‘In Dreams’ is taken from a new full-length album called In Your Nature. Like much of McNamara’s early material it flits between stationary ambiance and more stately, subtlely melodic instrumentals. Embedded below is an example of the former. It’s like standing at the foot of a towering chrome skyscraper in a grey, foggy plain.

In Your Nature is available digitally and on CD-R.

New Music

Watch: Vaginors’ ‘Say Nothing’ trailer

Truly horrible trailer for a forthcoming VHS film by Adelaide punk group Vaginors. The film is directed by Ratboy, and stars the band in a production that “captures the millennium punks Vaginors at their most distilled,” displaying, according to the official document,  “unadulterated self indulgence.”

Have to come out and admit that I’ve never listened to Vaginors before, but if their records sound anything like the music in this trailer then I will be investigating very thoroughly. The group have a 2011 LP by the name of Nuclear Papsmear and another No Patience issued self-titled EP which was released last year. According to No Patience, the VHS is coming soon. Truly turgid and horrible noise that puts every other group with an anti-social bent to shame.


Summer Flake – Where Do I Go? (Cassette)

summerflakeAn exercise in divine despondence, Summer Flake’s Where Do I Go? is one for the brokenhearted. A cracked portrait of a daydream written and recorded by veteran musician, Steph Crase, it’s the second solo EP of introspective melodies from the ex-Batrider, Birth Glow and No Through Road performer. As a core player in what you could loosely call an Adelaide ‘sound’ – listless and disheveled guitar music from the city’s slacker community of the past decade – her EP comes across accordingly. A sense of place is unmistakable, not least because Batrider’s Sarah Chadwick contributes the artwork and No Through Road’s Matt Banham lends vocals to ‘Race Car’, a song credited to Birth Glow. In fact, Crase’s very pseudonym, Summer Flake, is a moniker used along with Ellen Carey’s ‘Raven Blue Winter’ and Nick Carey’s ‘Dried up Leaf’ during the dusty hallucinations of the aforementioned band.

What exactly a Summer Flake is, is anyone’s guess and also beyond the point.
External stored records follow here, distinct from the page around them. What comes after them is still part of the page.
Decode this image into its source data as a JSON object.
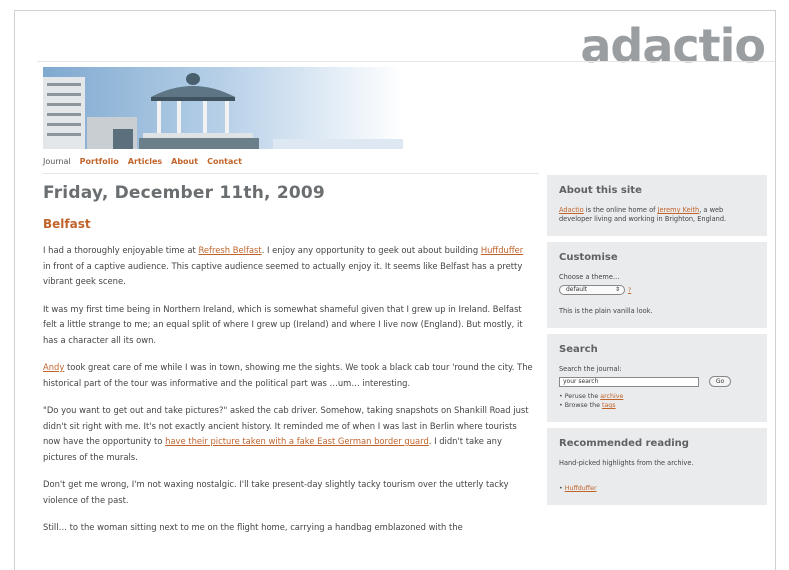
{
  "site": {
    "logo": "adactio"
  },
  "nav": {
    "items": [
      {
        "label": "Journal",
        "current": true
      },
      {
        "label": "Portfolio"
      },
      {
        "label": "Articles"
      },
      {
        "label": "About"
      },
      {
        "label": "Contact"
      }
    ]
  },
  "post": {
    "date": "Friday, December 11th, 2009",
    "title": "Belfast",
    "p1": {
      "a": "I had a thoroughly enjoyable time at ",
      "link1": "Refresh Belfast",
      "b": ". I enjoy any opportunity to geek out about building ",
      "link2": "Huffduffer",
      "c": " in front of a captive audience. This captive audience seemed to actually enjoy it. It seems like Belfast has a pretty vibrant geek scene."
    },
    "p2": "It was my first time being in Northern Ireland, which is somewhat shameful given that I grew up in Ireland. Belfast felt a little strange to me; an equal split of where I grew up (Ireland) and where I live now (England). But mostly, it has a character all its own.",
    "p3": {
      "link": "Andy",
      "text": " took great care of me while I was in town, showing me the sights. We took a black cab tour 'round the city. The historical part of the tour was informative and the political part was …um… interesting."
    },
    "p4": {
      "a": "\"Do you want to get out and take pictures?\" asked the cab driver. Somehow, taking snapshots on Shankill Road just didn't sit right with me. It's not exactly ancient history. It reminded me of when I was last in Berlin where tourists now have the opportunity to ",
      "link": "have their picture taken with a fake East German border guard",
      "b": ". I didn't take any pictures of the murals."
    },
    "p5": "Don't get me wrong, I'm not waxing nostalgic. I'll take present-day slightly tacky tourism over the utterly tacky violence of the past.",
    "p6": "Still… to the woman sitting next to me on the flight home, carrying a handbag emblazoned with the"
  },
  "sidebar": {
    "about": {
      "title": "About this site",
      "link1": "Adactio",
      "text1": " is the online home of ",
      "link2": "Jeremy Keith",
      "text2": ", a web developer living and working in Brighton, England."
    },
    "customise": {
      "title": "Customise",
      "label": "Choose a theme…",
      "selected": "default",
      "help": "?",
      "note": "This is the plain vanilla look."
    },
    "search": {
      "title": "Search",
      "label": "Search the journal:",
      "value": "your search",
      "button": "Go",
      "item1_a": "Peruse the ",
      "item1_link": "archive",
      "item2_a": "Browse the ",
      "item2_link": "tags"
    },
    "reading": {
      "title": "Recommended reading",
      "desc": "Hand-picked highlights from the archive.",
      "first_link": "Huffduffer"
    }
  },
  "colors": {
    "accent": "#c0642c",
    "panel": "#e9ebec",
    "logo": "#9a9ea1"
  }
}
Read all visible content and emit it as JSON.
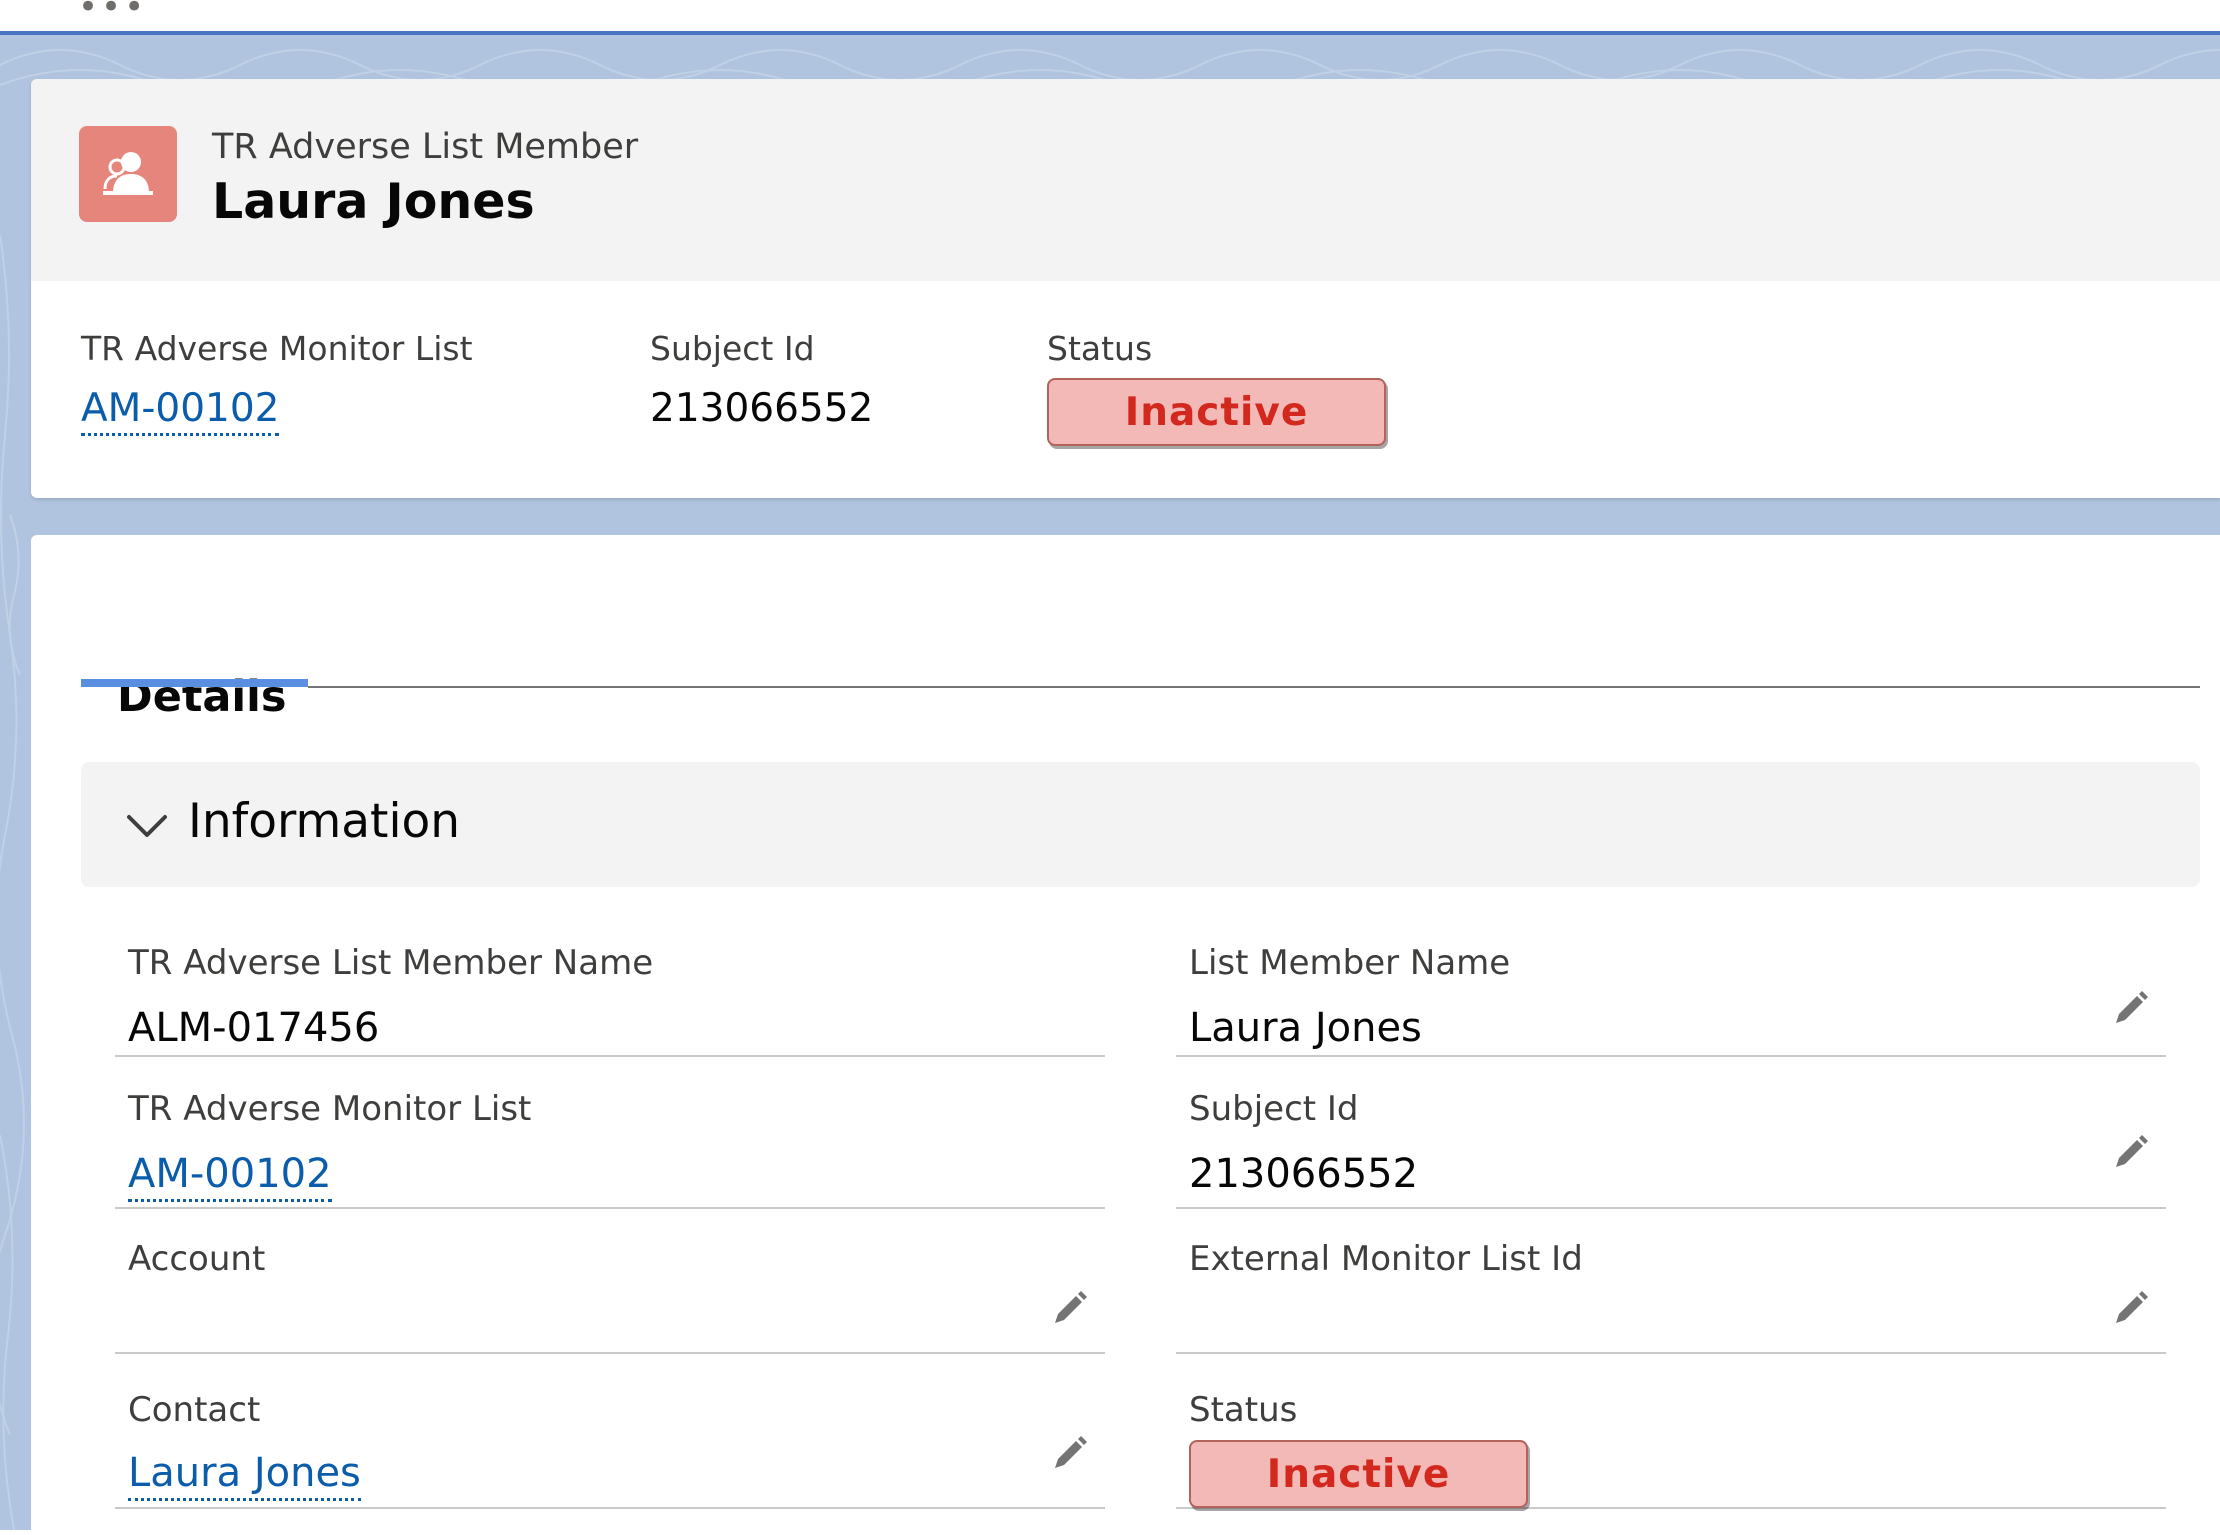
{
  "header": {
    "object_label": "TR Adverse List Member",
    "record_name": "Laura Jones",
    "highlights": {
      "monitor_list_label": "TR Adverse Monitor List",
      "monitor_list_value": "AM-00102",
      "subject_id_label": "Subject Id",
      "subject_id_value": "213066552",
      "status_label": "Status",
      "status_value": "Inactive"
    }
  },
  "tabs": {
    "details_label": "Details"
  },
  "section": {
    "title": "Information"
  },
  "fields": {
    "member_name_label": "TR Adverse List Member Name",
    "member_name_value": "ALM-017456",
    "list_member_name_label": "List Member Name",
    "list_member_name_value": "Laura Jones",
    "monitor_list_label": "TR Adverse Monitor List",
    "monitor_list_value": "AM-00102",
    "subject_id_label": "Subject Id",
    "subject_id_value": "213066552",
    "account_label": "Account",
    "account_value": "",
    "external_id_label": "External Monitor List Id",
    "external_id_value": "",
    "contact_label": "Contact",
    "contact_value": "Laura Jones",
    "status_label": "Status",
    "status_value": "Inactive"
  },
  "colors": {
    "accent": "#5a8ee0",
    "link": "#0b5cab",
    "icon_bg": "#e5857b",
    "status_bg": "#f3b9b6",
    "status_text": "#d2281d"
  },
  "icons": {
    "record": "user-group-icon",
    "chevron": "chevron-down-icon",
    "edit": "pencil-icon"
  }
}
Because whether it stands for doomed snow, an absentminded sunbather or, more likely, a meaningless combination of words, there’s certainly a funny, nonsensical quality to Crase’s lyrical and melodic stream of consciousness, however downbeat and self-deprecating. Presumably, the recording process has evolved from last year’s self-titled EP -assembled piece by piece and cobbled together on cracked software -even if the magic still happened at home. But then, it feels as if the very essence of Summer Flake comes from a comfort zone given to inducing the kind of ennui that late nights alone at home only can.

It’s a record that meanders along a flowing, searching guitar line, culminating in an almost wordless final track ‘Through the Window’, with its evocative echoes of dreamy first light. Presenting a cosy contemplation no doubt specific to a physical and emotional isolation and boredom, Where Do I Go? is a languorous trundle along distant vocals and instrumental echo. Even before hearing the undulating rhythms of songs, like ‘Talked Me Round’ and ‘Known All Along’, there’s a sense of someone coming to terms with regret and being dealt a dud hand, which can only be remedied by a sense of self, reflected in the persistent mantra of “I will never give up” in ‘Racecar’.

That’s because Crase is sincere, not as some kind of reaction to the vapid contempt of modern culture but because, musically at least, she always has been. And for that Where Do I Go? is a welcome escape into the wistful romance of music as it should be; a clarity of mind that leaves behind a residue, not so much of hopeless gloom but of a mute melancholy that found peace in a song.

Label: Heavy Lows
Release Date: January 2013